→ **Records supplied**
****************
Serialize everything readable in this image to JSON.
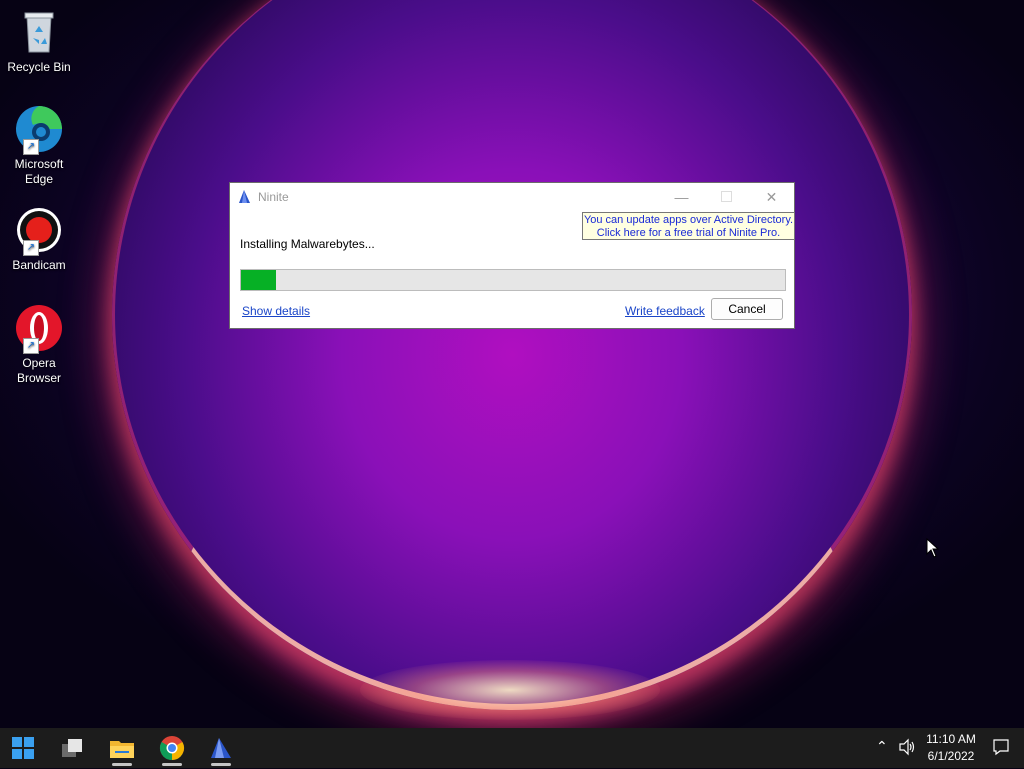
{
  "desktop": {
    "icons": [
      {
        "label_line1": "Recycle Bin",
        "label_line2": ""
      },
      {
        "label_line1": "Microsoft",
        "label_line2": "Edge"
      },
      {
        "label_line1": "Bandicam",
        "label_line2": ""
      },
      {
        "label_line1": "Opera",
        "label_line2": "Browser"
      }
    ]
  },
  "dialog": {
    "title": "Ninite",
    "promo_line1": "You can update apps over Active Directory.",
    "promo_line2": "Click here for a free trial of Ninite Pro.",
    "status": "Installing Malwarebytes...",
    "progress_fraction": 0.065,
    "show_details": "Show details",
    "write_feedback": "Write feedback",
    "cancel": "Cancel",
    "colors": {
      "progress": "#06b025",
      "link": "#1a45c8",
      "promo_bg": "#ffffe1"
    }
  },
  "taskbar": {
    "apps": [
      "start-icon",
      "task-view-icon",
      "file-explorer-icon",
      "chrome-icon",
      "ninite-icon"
    ],
    "time": "11:10 AM",
    "date": "6/1/2022"
  }
}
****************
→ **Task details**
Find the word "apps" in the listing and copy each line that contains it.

→ **Written reply**
    "promo_line1": "You can update apps over Active Directory.",
    "apps": [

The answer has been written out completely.